◆ TASK DIRECTIONS ◆
Quote the whole listing word for word. Do not include the pictures.

◆ AVAILABLE DATA ◆
★ ★ ★

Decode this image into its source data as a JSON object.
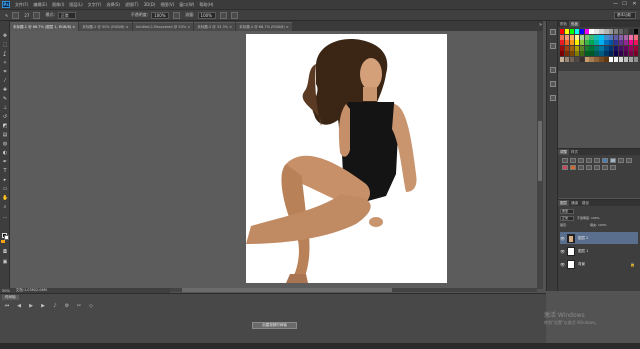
{
  "app": {
    "logo": "Ps"
  },
  "menu": [
    "文件(F)",
    "编辑(E)",
    "图像(I)",
    "图层(L)",
    "文字(Y)",
    "选择(S)",
    "滤镜(T)",
    "3D(D)",
    "视图(V)",
    "窗口(W)",
    "帮助(H)"
  ],
  "window_controls": {
    "minimize": "—",
    "maximize": "☐",
    "close": "✕"
  },
  "options": {
    "brush_size": "27",
    "mode_label": "模式:",
    "mode_value": "正常",
    "opacity_label": "不透明度:",
    "opacity_value": "100%",
    "flow_label": "流量:",
    "flow_value": "100%",
    "workspace": "基本功能"
  },
  "tabs": [
    {
      "label": "未标题-1 @ 66.7% (图层 1, RGB/8) ×",
      "active": true
    },
    {
      "label": "未标题-2 @ 50% (RGB/8) ×",
      "active": false
    },
    {
      "label": "Untitled-1-Recovered @ 50% ×",
      "active": false
    },
    {
      "label": "未标题-3 @ 33.3% ×",
      "active": false
    },
    {
      "label": "未标题-4 @ 66.7% (RGB/8) ×",
      "active": false
    }
  ],
  "tabs_overflow": "»",
  "status": {
    "zoom": "50%",
    "doc": "文档:1.03M/2.06M"
  },
  "timeline": {
    "tab": "时间轴",
    "create_button": "创建视频时间轴"
  },
  "panels": {
    "color_tabs": [
      "颜色",
      "色板"
    ],
    "adjust_tabs": [
      "调整",
      "样式"
    ],
    "layers_tabs": [
      "图层",
      "通道",
      "路径"
    ],
    "layers_kind": "类型",
    "layers_blend": "正常",
    "layers_opacity": "不透明度: 100%",
    "layers_lock": "锁定:",
    "layers_fill": "填充: 100%",
    "layers": [
      {
        "name": "图层 2",
        "thumb": "dark",
        "selected": true,
        "eye": "👁"
      },
      {
        "name": "图层 1",
        "thumb": "white",
        "selected": false,
        "eye": "👁"
      },
      {
        "name": "背景",
        "thumb": "white",
        "selected": false,
        "eye": "👁",
        "lock": "🔒"
      }
    ]
  },
  "swatch_colors": [
    "#ff0000",
    "#ffff00",
    "#00ff00",
    "#00ffff",
    "#0000ff",
    "#ff00ff",
    "#ffffff",
    "#e6e6e6",
    "#cccccc",
    "#b3b3b3",
    "#999999",
    "#808080",
    "#666666",
    "#4d4d4d",
    "#333333",
    "#000000",
    "#f26c4f",
    "#f69679",
    "#fbaf5d",
    "#fff68f",
    "#a2d39c",
    "#7cc576",
    "#3bb878",
    "#1abbb4",
    "#00bff3",
    "#438ccb",
    "#5574b9",
    "#605ca8",
    "#855fa8",
    "#a763a8",
    "#f06ea9",
    "#f26d7d",
    "#ed1c24",
    "#f26522",
    "#f7941d",
    "#fff200",
    "#8dc73f",
    "#39b54a",
    "#00a651",
    "#00a99d",
    "#00aeef",
    "#0072bc",
    "#0054a6",
    "#2e3192",
    "#662d91",
    "#92278f",
    "#ec008c",
    "#ed145b",
    "#9e0b0f",
    "#a0410d",
    "#a36209",
    "#aba000",
    "#598527",
    "#1a7b30",
    "#007236",
    "#00746b",
    "#0076a3",
    "#004b80",
    "#003471",
    "#1b1464",
    "#440e62",
    "#630460",
    "#9e005d",
    "#9e0039",
    "#790000",
    "#7b2e00",
    "#7d4900",
    "#827b00",
    "#406618",
    "#005e20",
    "#005826",
    "#005952",
    "#005b7f",
    "#003663",
    "#002157",
    "#0d004c",
    "#32004b",
    "#4b0049",
    "#7b0046",
    "#7a0026",
    "#c7b299",
    "#998675",
    "#736357",
    "#534741",
    "#37302d",
    "#c69c6d",
    "#a67c52",
    "#8c6239",
    "#754c24",
    "#603913",
    "#ffffff",
    "#f2f2f2",
    "#d9d9d9",
    "#bfbfbf",
    "#a6a6a6",
    "#8c8c8c"
  ],
  "watermark": {
    "line1": "激活 Windows",
    "line2": "转到\"设置\"以激活 Windows。"
  }
}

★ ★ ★

◆ THE ANSWER ◆
Decode this image into its source data as a JSON object.
{
  "app": {
    "logo": "Ps"
  },
  "menu": [
    "文件(F)",
    "编辑(E)",
    "图像(I)",
    "图层(L)",
    "文字(Y)",
    "选择(S)",
    "滤镜(T)",
    "3D(D)",
    "视图(V)",
    "窗口(W)",
    "帮助(H)"
  ],
  "window_controls": {
    "minimize": "—",
    "maximize": "☐",
    "close": "✕"
  },
  "options": {
    "brush_size": "27",
    "mode_label": "模式:",
    "mode_value": "正常",
    "opacity_label": "不透明度:",
    "opacity_value": "100%",
    "flow_label": "流量:",
    "flow_value": "100%",
    "workspace": "基本功能"
  },
  "tabs": [
    {
      "label": "未标题-1 @ 66.7% (图层 1, RGB/8) ×",
      "active": true
    },
    {
      "label": "未标题-2 @ 50% (RGB/8) ×",
      "active": false
    },
    {
      "label": "Untitled-1-Recovered @ 50% ×",
      "active": false
    },
    {
      "label": "未标题-3 @ 33.3% ×",
      "active": false
    },
    {
      "label": "未标题-4 @ 66.7% (RGB/8) ×",
      "active": false
    }
  ],
  "tabs_overflow": "»",
  "status": {
    "zoom": "50%",
    "doc": "文档:1.03M/2.06M"
  },
  "timeline": {
    "tab": "时间轴",
    "create_button": "创建视频时间轴"
  },
  "panels": {
    "color_tabs": [
      "颜色",
      "色板"
    ],
    "adjust_tabs": [
      "调整",
      "样式"
    ],
    "layers_tabs": [
      "图层",
      "通道",
      "路径"
    ],
    "layers_kind": "类型",
    "layers_blend": "正常",
    "layers_opacity": "不透明度: 100%",
    "layers_lock": "锁定:",
    "layers_fill": "填充: 100%",
    "layers": [
      {
        "name": "图层 2",
        "thumb": "dark",
        "selected": true,
        "eye": "👁"
      },
      {
        "name": "图层 1",
        "thumb": "white",
        "selected": false,
        "eye": "👁"
      },
      {
        "name": "背景",
        "thumb": "white",
        "selected": false,
        "eye": "👁",
        "lock": "🔒"
      }
    ]
  },
  "swatch_colors": [
    "#ff0000",
    "#ffff00",
    "#00ff00",
    "#00ffff",
    "#0000ff",
    "#ff00ff",
    "#ffffff",
    "#e6e6e6",
    "#cccccc",
    "#b3b3b3",
    "#999999",
    "#808080",
    "#666666",
    "#4d4d4d",
    "#333333",
    "#000000",
    "#f26c4f",
    "#f69679",
    "#fbaf5d",
    "#fff68f",
    "#a2d39c",
    "#7cc576",
    "#3bb878",
    "#1abbb4",
    "#00bff3",
    "#438ccb",
    "#5574b9",
    "#605ca8",
    "#855fa8",
    "#a763a8",
    "#f06ea9",
    "#f26d7d",
    "#ed1c24",
    "#f26522",
    "#f7941d",
    "#fff200",
    "#8dc73f",
    "#39b54a",
    "#00a651",
    "#00a99d",
    "#00aeef",
    "#0072bc",
    "#0054a6",
    "#2e3192",
    "#662d91",
    "#92278f",
    "#ec008c",
    "#ed145b",
    "#9e0b0f",
    "#a0410d",
    "#a36209",
    "#aba000",
    "#598527",
    "#1a7b30",
    "#007236",
    "#00746b",
    "#0076a3",
    "#004b80",
    "#003471",
    "#1b1464",
    "#440e62",
    "#630460",
    "#9e005d",
    "#9e0039",
    "#790000",
    "#7b2e00",
    "#7d4900",
    "#827b00",
    "#406618",
    "#005e20",
    "#005826",
    "#005952",
    "#005b7f",
    "#003663",
    "#002157",
    "#0d004c",
    "#32004b",
    "#4b0049",
    "#7b0046",
    "#7a0026",
    "#c7b299",
    "#998675",
    "#736357",
    "#534741",
    "#37302d",
    "#c69c6d",
    "#a67c52",
    "#8c6239",
    "#754c24",
    "#603913",
    "#ffffff",
    "#f2f2f2",
    "#d9d9d9",
    "#bfbfbf",
    "#a6a6a6",
    "#8c8c8c"
  ],
  "watermark": {
    "line1": "激活 Windows",
    "line2": "转到\"设置\"以激活 Windows。"
  }
}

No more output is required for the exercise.